--- REQUIREMENT ---
With pictures left out, set down exactly the lines from the line containing "Serialize everything readable" through the last line of the data.

--- DATA EXTRACT ---
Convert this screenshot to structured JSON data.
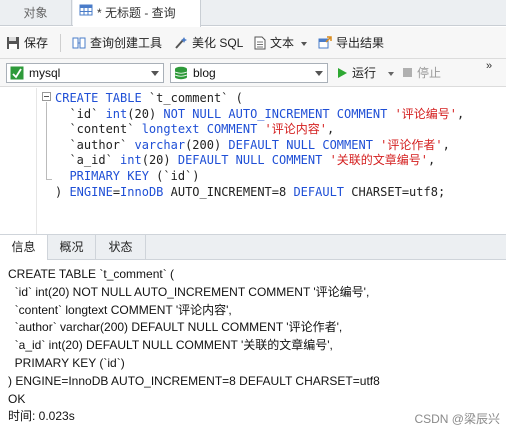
{
  "tabs": {
    "objects": "对象",
    "query": "* 无标题 - 查询"
  },
  "toolbar": {
    "save": "保存",
    "query_builder": "查询创建工具",
    "beautify_sql": "美化 SQL",
    "text": "文本",
    "export_results": "导出结果"
  },
  "connection": {
    "server": "mysql",
    "database": "blog",
    "run": "运行",
    "stop": "停止",
    "more": "»"
  },
  "editor": {
    "lines": [
      [
        [
          "kw",
          "CREATE TABLE "
        ],
        [
          "plain",
          "`t_comment`"
        ],
        [
          "plain",
          " ("
        ]
      ],
      [
        [
          "plain",
          "  `id` "
        ],
        [
          "kw",
          "int"
        ],
        [
          "plain",
          "(20) "
        ],
        [
          "kw",
          "NOT NULL AUTO_INCREMENT COMMENT "
        ],
        [
          "str",
          "'评论编号'"
        ],
        [
          "plain",
          ","
        ]
      ],
      [
        [
          "plain",
          "  `content` "
        ],
        [
          "kw",
          "longtext COMMENT "
        ],
        [
          "str",
          "'评论内容'"
        ],
        [
          "plain",
          ","
        ]
      ],
      [
        [
          "plain",
          "  `author` "
        ],
        [
          "kw",
          "varchar"
        ],
        [
          "plain",
          "(200) "
        ],
        [
          "kw",
          "DEFAULT NULL COMMENT "
        ],
        [
          "str",
          "'评论作者'"
        ],
        [
          "plain",
          ","
        ]
      ],
      [
        [
          "plain",
          "  `a_id` "
        ],
        [
          "kw",
          "int"
        ],
        [
          "plain",
          "(20) "
        ],
        [
          "kw",
          "DEFAULT NULL COMMENT "
        ],
        [
          "str",
          "'关联的文章编号'"
        ],
        [
          "plain",
          ","
        ]
      ],
      [
        [
          "plain",
          "  "
        ],
        [
          "kw",
          "PRIMARY KEY "
        ],
        [
          "plain",
          "(`id`)"
        ]
      ],
      [
        [
          "plain",
          ") "
        ],
        [
          "kw",
          "ENGINE"
        ],
        [
          "plain",
          "="
        ],
        [
          "kw",
          "InnoDB "
        ],
        [
          "plain",
          "AUTO_INCREMENT=8 "
        ],
        [
          "kw",
          "DEFAULT "
        ],
        [
          "plain",
          "CHARSET=utf8;"
        ]
      ]
    ]
  },
  "result_tabs": {
    "info": "信息",
    "overview": "概况",
    "status": "状态"
  },
  "output": {
    "lines": [
      "CREATE TABLE `t_comment` (",
      "  `id` int(20) NOT NULL AUTO_INCREMENT COMMENT '评论编号',",
      "  `content` longtext COMMENT '评论内容',",
      "  `author` varchar(200) DEFAULT NULL COMMENT '评论作者',",
      "  `a_id` int(20) DEFAULT NULL COMMENT '关联的文章编号',",
      "  PRIMARY KEY (`id`)",
      ") ENGINE=InnoDB AUTO_INCREMENT=8 DEFAULT CHARSET=utf8",
      "OK",
      "时间: 0.023s"
    ]
  },
  "watermark": "CSDN @梁辰兴",
  "colors": {
    "keyword": "#1f4fd6",
    "string": "#d42020",
    "run_green": "#2ea832"
  }
}
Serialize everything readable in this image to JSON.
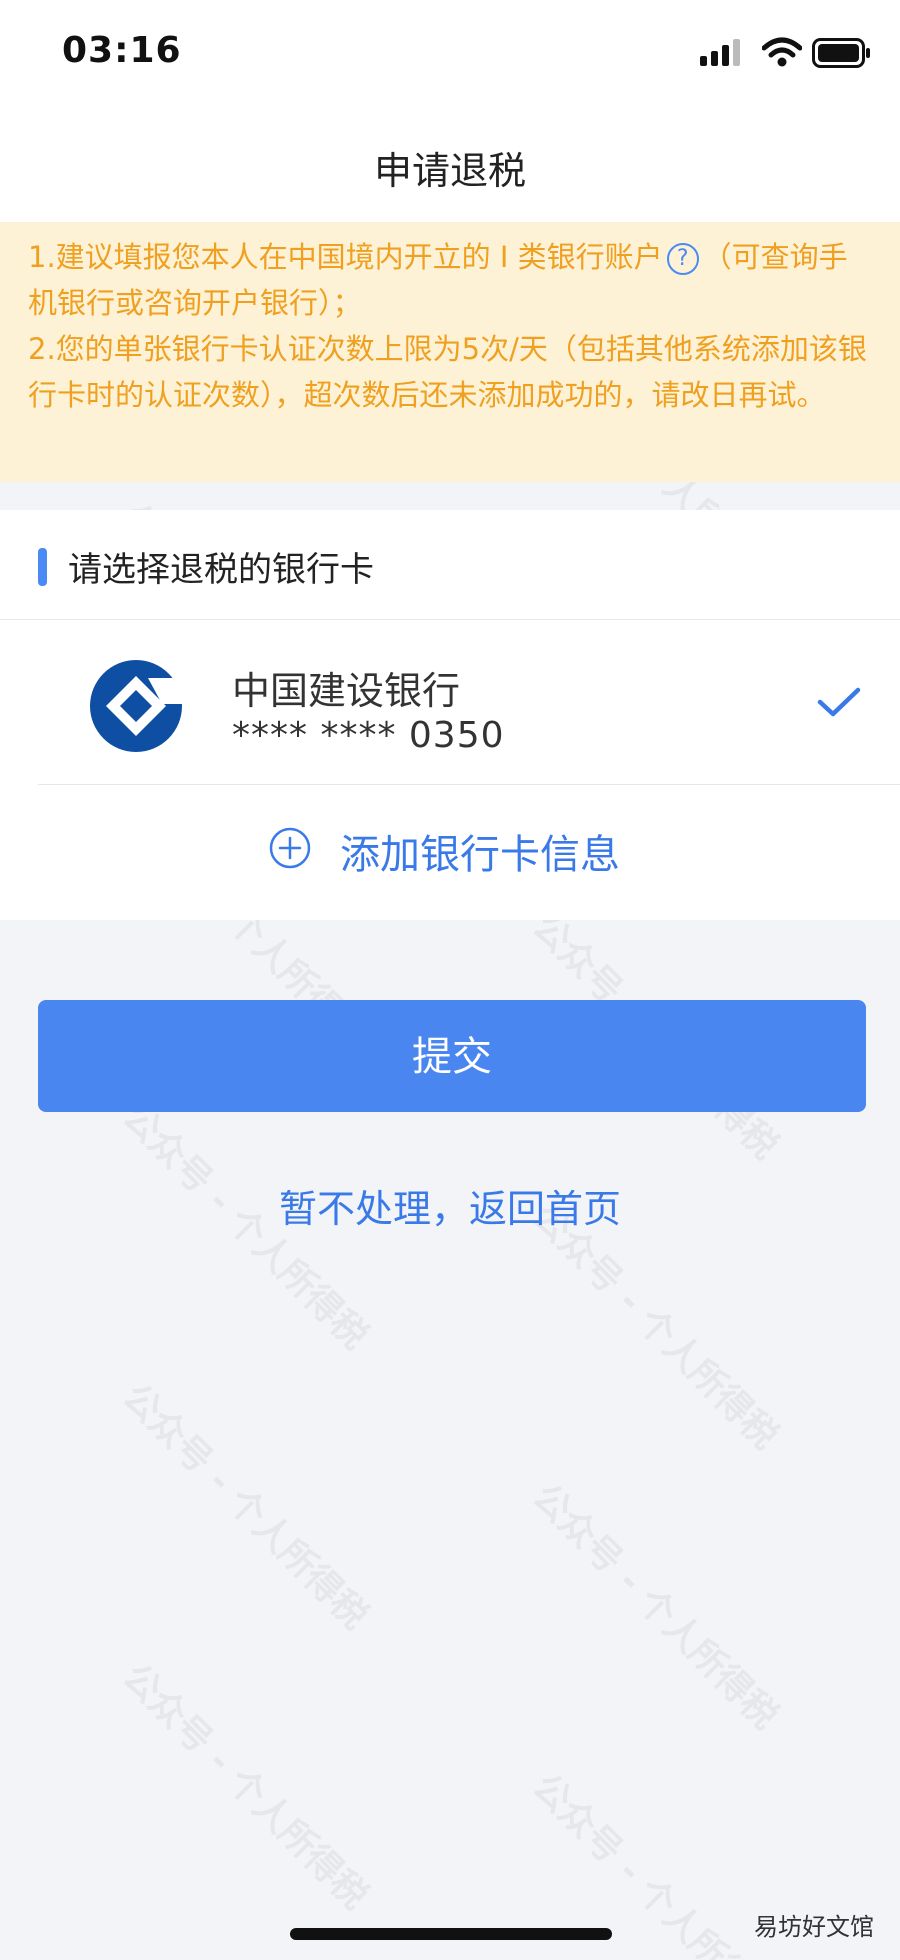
{
  "status_bar": {
    "time": "03:16"
  },
  "header": {
    "title": "申请退税"
  },
  "notice": {
    "line1_before": "1.建议填报您本人在中国境内开立的 I 类银行账户",
    "line1_after": "（可查询手机银行或咨询开户银行）；",
    "line2": "2.您的单张银行卡认证次数上限为5次/天（包括其他系统添加该银行卡时的认证次数），超次数后还未添加成功的，请改日再试。",
    "help_symbol": "?"
  },
  "card_section": {
    "title": "请选择退税的银行卡",
    "cards": [
      {
        "bank_name": "中国建设银行",
        "card_number": "**** **** 0350",
        "selected": true
      }
    ],
    "add_label": "添加银行卡信息"
  },
  "actions": {
    "submit_label": "提交",
    "back_label": "暂不处理，返回首页"
  },
  "watermark": {
    "text": "公众号 - 个人所得税"
  },
  "corner_mark": "易坊好文馆",
  "colors": {
    "accent": "#4a86f0",
    "link": "#3a7ae8",
    "notice_bg": "#fdf2d6",
    "notice_text": "#f0a020",
    "page_bg": "#f2f4f8"
  }
}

--- SOLUTION BELOW ---
Serialize everything readable in this image to JSON.
{
  "status_bar": {
    "time": "03:16"
  },
  "header": {
    "title": "申请退税"
  },
  "notice": {
    "line1_before": "1.建议填报您本人在中国境内开立的 I 类银行账户",
    "line1_after": "（可查询手机银行或咨询开户银行）；",
    "line2": "2.您的单张银行卡认证次数上限为5次/天（包括其他系统添加该银行卡时的认证次数），超次数后还未添加成功的，请改日再试。",
    "help_symbol": "?"
  },
  "card_section": {
    "title": "请选择退税的银行卡",
    "cards": [
      {
        "bank_name": "中国建设银行",
        "card_number": "**** **** 0350",
        "selected": true
      }
    ],
    "add_label": "添加银行卡信息"
  },
  "actions": {
    "submit_label": "提交",
    "back_label": "暂不处理，返回首页"
  },
  "watermark": {
    "text": "公众号 - 个人所得税"
  },
  "corner_mark": "易坊好文馆",
  "colors": {
    "accent": "#4a86f0",
    "link": "#3a7ae8",
    "notice_bg": "#fdf2d6",
    "notice_text": "#f0a020",
    "page_bg": "#f2f4f8"
  }
}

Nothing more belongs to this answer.